Introduction is the moment in which the presenter has a unique chance to make the first impression and build his credibility. (S)he needs to introduce himself as a speaker (and explain why he can teach us something or give us some important new information), and introduce the topic. That needs to be done in the way that (s)he gives to the audience WIIFM (What’s in it for me?) – reason why should they bother to listen to this presentation, and why should they be interested in this topic. Introduction is also an opportunity to announce our agenda and inform people of expected flow of the presentation. It is crucial to establish motivation/interest of audience in the topic at the very beginning, otherwise the presenter will lose their attention.
This is the part of the presentation where the presenter delivers the whole content and facts of what (s)he is here to present. It is really important to maintain the structure, while delivering all of the content, especially if the presentation is long – make sure to show the agenda throughout the presentation, while passing to different parts of the presentation, and inform the audience where in the agenda you are at the moment. To keep the audience interested and make points more clear and memorable, good presenter always uses examples , quotes, analogies, memory hooks, stories…..The more creative and diverse elements you put in, the more impact you have on people remembering things that you tell them and show them.
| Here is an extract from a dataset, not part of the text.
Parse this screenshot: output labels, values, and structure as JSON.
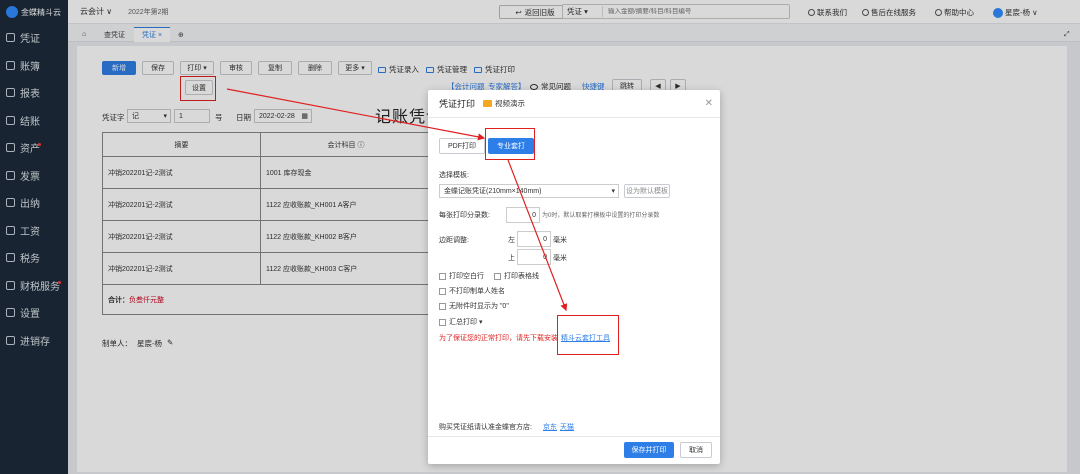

As people in the audience can be very diverse in a way in which they focus their attention, presenter must always be sure to involve all types of personalities and senses – visual, auditive, kinesthetic and digital. Although every human interacts with the world and events around him/her via all of these 4 systems (pictures, sounds, feelings and sensations and words and self-talk), when processing new information (as for example happens when listening to presentation), each individual uses some of this senses more extensively than other senses. For that reason, it is very important to underline the information that the presenter gives in each of these 4 systems. For visual, it is best to put in some pictures or diagrams, as well as colors. For kinestethic, add in some movement and practical elements where possible. For auditive, pay attention to vocal variety (and underline with your voice the most important points). For digital/analytical, put in some facts, numbers and “proofs” for points that you are making (eg. statistics).
This is the right moment in the presentation to leave the audience with strong message. Summarize the point of everything that has been said. Make it short, direct and memorable. And remember to call them to action!